Center Director, Research Center for Group Dynamics, ISR
Director, BioSocial Methods Collaborative, RCGD, ISR,
Amos N Tversky Collegiate Professor, Psychology and Statistics, LSA
Professor of Marketing, Stephen M Ross School of Business
Professor of Integrative Systems and Design, College of Engineering

E-mail: Email Richard Gonzalez
Address: Research Center for Group Dynamics
Institute for Social Research
University of Michigan
426 Thompson Street
Ann Arbor, Michigan 48106
Phone: 734-647-6785

Articles in Psychology

Testing prospect theory’s predictive accuracy

We test original and cumulative prospect theories for their ability to predict out-of-sample cash equivalences of three outcome gambles when estimated (trained) on two outcome gambles. The results are surprising in that both theories are systematically off but in different ways suggesting opportunity for additional theory development.

Developing a new approach to modeling the ground reaction forces in elite human runners

Runners are commonly modeled as spring–mass systems, but the traditional calculations of these models rely on discrete observations during the gait cycle (e.g. maximal vertical force) and simplifying assumptions (e.g. leg length), challenging the predicative capacity and generalizability of observations. We present a method to model runners as spring–mass systems using nonlinear regression (NLR) and the full vertical ground reaction force (vGRF) time series without additional inputs and fewer traditional parameter assumptions.

Cardiovascular health and daily stress among White and Black Americans

Daily stress and cardiovascular reactivity may be important mechanisms linking cumulative life event stress with cardiovascular health and may help to explain racial health disparities. This study assessed links between trajectories of life event stress exposure, daily stressors, and cardiovascular reactivity among Black and White individuals.

Estimating a typical path from GPS data

Finding insights from sensor data such as GPS can be tricky. Commuting between home and work may not always follow the same path as some days there are additional stops for errands or alternate routes taken. We propose an algorithm for extracting a typical path from a collection of trips coded by GPS coordinates.

Predicting satisfaction in romantic relationships

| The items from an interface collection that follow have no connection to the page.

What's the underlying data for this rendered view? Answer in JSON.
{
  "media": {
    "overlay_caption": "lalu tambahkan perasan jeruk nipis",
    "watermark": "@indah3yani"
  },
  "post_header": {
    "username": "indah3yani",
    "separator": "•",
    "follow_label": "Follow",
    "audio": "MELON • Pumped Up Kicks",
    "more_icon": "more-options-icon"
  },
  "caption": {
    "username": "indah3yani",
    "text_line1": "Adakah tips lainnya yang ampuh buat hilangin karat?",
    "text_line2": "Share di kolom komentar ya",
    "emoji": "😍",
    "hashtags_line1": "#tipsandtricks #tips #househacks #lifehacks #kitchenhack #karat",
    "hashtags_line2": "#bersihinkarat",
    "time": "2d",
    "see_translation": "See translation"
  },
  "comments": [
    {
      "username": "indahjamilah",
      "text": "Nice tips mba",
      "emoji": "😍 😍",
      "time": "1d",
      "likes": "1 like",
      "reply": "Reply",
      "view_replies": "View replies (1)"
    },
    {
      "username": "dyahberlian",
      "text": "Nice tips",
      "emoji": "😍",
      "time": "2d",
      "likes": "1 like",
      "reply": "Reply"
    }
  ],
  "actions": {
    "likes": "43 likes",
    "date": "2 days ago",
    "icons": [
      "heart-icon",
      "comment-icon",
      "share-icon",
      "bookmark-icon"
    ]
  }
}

We used machine learning to understand which constructs have greater predictive importance for perceived changes in satisfaction since the pandemic began and satisfaction over the prior week.